And I thought Noynoy is for a corrupt-free government? I’m not happy to report that incompetence is the same as corruption. The only difference is that the money spent goes nowhere. Apparently, Noynoy is not taking the fight against corruption as personally as he likes to think.
He is trying to be different from Gloria by changing whatever reminded him of the Arroyo administration. Not that I’m an anti-PNoy or anything, I do recognize his effort for trying to be better than Gloria. But the facts are simple, he are unnecessarily changing what already works and thus causing the government to spend extra. In his speech, he said something like (am paraphrasing) “we have done in two years, what the former administration was unable to do in nine years”. I’m not a pro-Gloria but man, he must give credit where credit is due. Well, blinded by rage or possibly other motives, he probably didn’t see it. Or didn’t want to. A true leader must not only show where a rival went wrong or where she could have done better. A true leader must have the humility to accept that his rival has also done good things for the country and this should be done regardless of personal beliefs and political affiliations.
The only saving grace PNoy has for now is that he’s still popular, though not as popular as before but popular nonetheless, based on surveys whose reliability and validity I have already put in question. But soon, if he doesn’t get his acts together, these people who he considers friends now will be the same people who will oust him in power. Well, history kind of repeats itself you know.
So for his second year, I’ll give him a 7/10. So-so. Mediocre. Just the kind of performance you would expect from someone who was untested in executive work and as far as I was (and still is) concerned, lacking in vision and direction. But in credits to him, his 2011 was miles better than the suckfest that was 2010.

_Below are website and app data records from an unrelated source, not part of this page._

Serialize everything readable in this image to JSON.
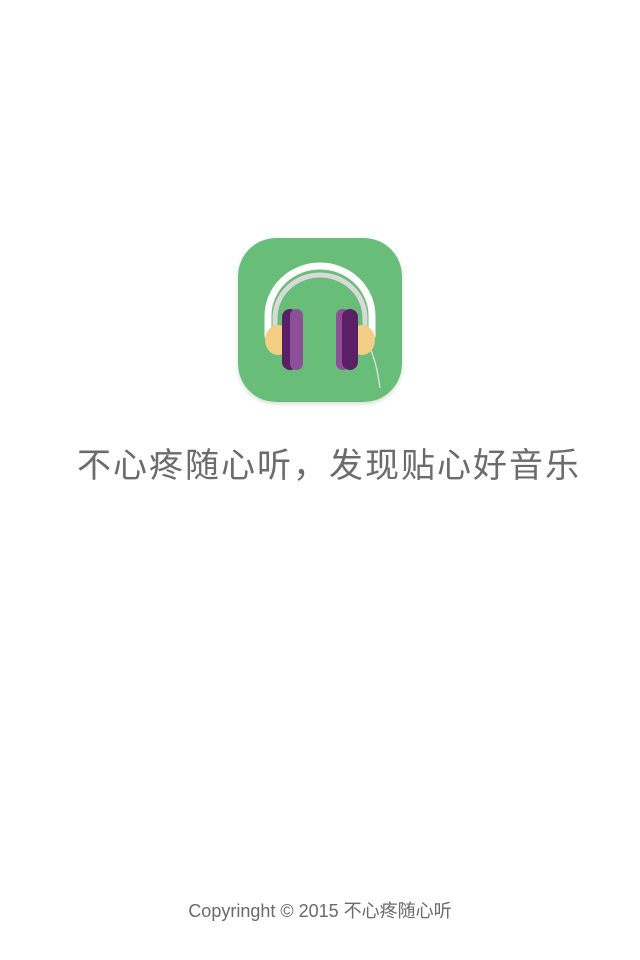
{
  "splash": {
    "slogan": "不心疼随心听，发现贴心好音乐",
    "copyright": "Copyringht © 2015 不心疼随心听"
  },
  "logo": {
    "icon": "headphones-icon",
    "background_color": "#68bd78",
    "band_color": "#ffffff",
    "inner_band_color": "#d9d9d9",
    "cup_outer_color": "#f3cf86",
    "cup_purple_color": "#8e4f99",
    "cup_dark_color": "#5a1f64"
  }
}
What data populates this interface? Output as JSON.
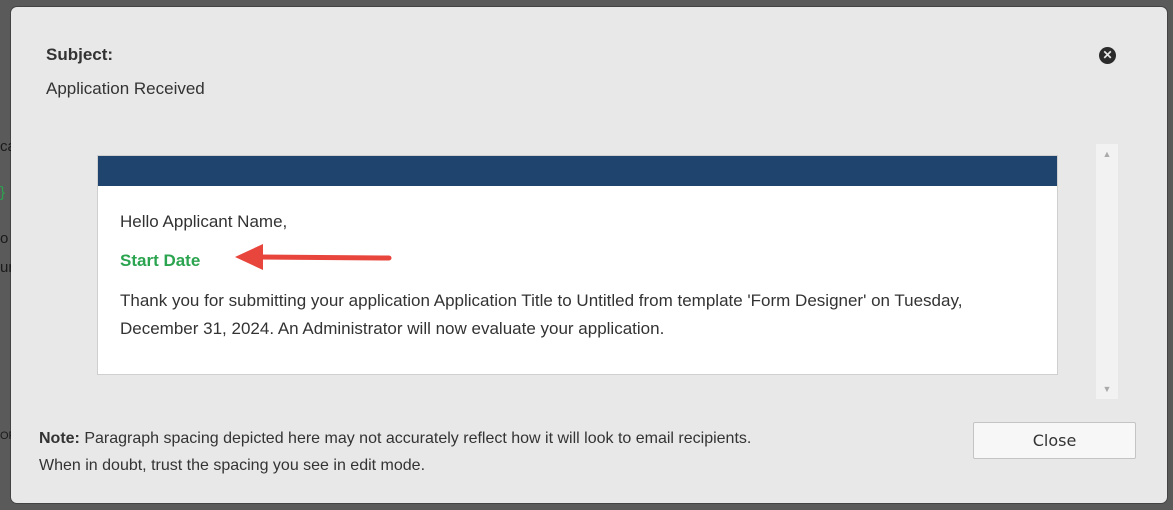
{
  "background": {
    "fragments": [
      "ca",
      "}",
      "o",
      "ur",
      "OR"
    ]
  },
  "modal": {
    "subject_label": "Subject:",
    "subject_value": "Application Received",
    "close_icon": "close-icon",
    "email": {
      "header_color": "#1f456e",
      "greeting": "Hello Applicant Name,",
      "start_date": "Start Date",
      "body": "Thank you for submitting your application Application Title to Untitled from template 'Form Designer' on Tuesday, December 31, 2024. An Administrator will now evaluate your application."
    },
    "note_label": "Note:",
    "note_line1": "Paragraph spacing depicted here may not accurately reflect how it will look to email recipients.",
    "note_line2": "When in doubt, trust the spacing you see in edit mode.",
    "close_button_label": "Close"
  },
  "colors": {
    "accent_green": "#2ba44f",
    "arrow_red": "#e8453c",
    "header_blue": "#1f456e"
  }
}
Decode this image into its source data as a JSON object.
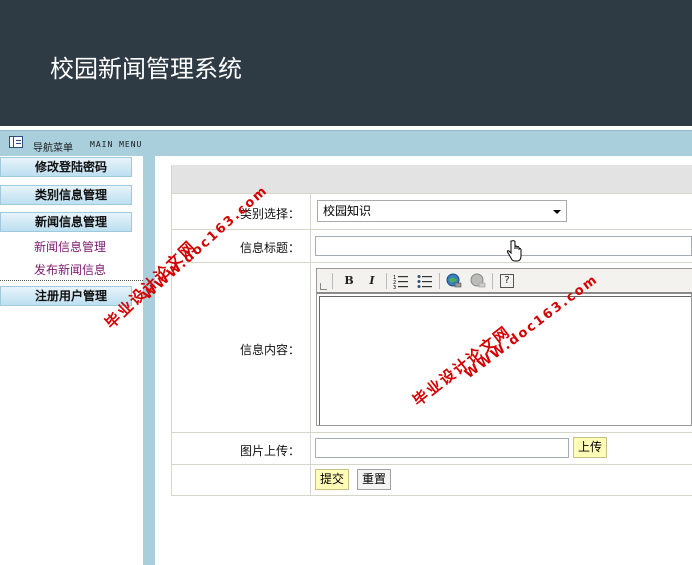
{
  "header": {
    "title": "校园新闻管理系统"
  },
  "navbar": {
    "label": "导航菜单",
    "sub_label": "MAIN MENU",
    "icon": "menu-icon"
  },
  "sidebar": {
    "items": [
      {
        "label": "修改登陆密码",
        "type": "head"
      },
      {
        "label": "类别信息管理",
        "type": "head"
      },
      {
        "label": "新闻信息管理",
        "type": "head"
      },
      {
        "label": "新闻信息管理",
        "type": "sub"
      },
      {
        "label": "发布新闻信息",
        "type": "sub"
      },
      {
        "label": "注册用户管理",
        "type": "head"
      }
    ]
  },
  "form": {
    "category_label": "类别选择：",
    "category_value": "校园知识",
    "title_label": "信息标题：",
    "title_value": "",
    "content_label": "信息内容：",
    "image_label": "图片上传：",
    "image_value": "",
    "upload_button": "上传",
    "submit_button": "提交",
    "reset_button": "重置"
  },
  "editor": {
    "toolbar": [
      "bold-icon",
      "italic-icon",
      "ordered-list-icon",
      "unordered-list-icon",
      "link-icon",
      "unlink-icon",
      "help-icon"
    ],
    "bold": "B",
    "italic": "I",
    "help": "?"
  },
  "watermarks": {
    "line1": "毕业设计论文网",
    "line2": "WWW.doc163.com"
  }
}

On the relatively brighter side, I don’t want to end this on a bad note of course, he still has four more years to prove his worth, four more years to stay to true to his promises. And while I’m not going to be holding my breath waiting for complete changes to take place in his stint as President, well, there’s always hope. I just don’t know when that hope is gonna end or if it gonna even last. Or maybe it doesn’t exist in the first place.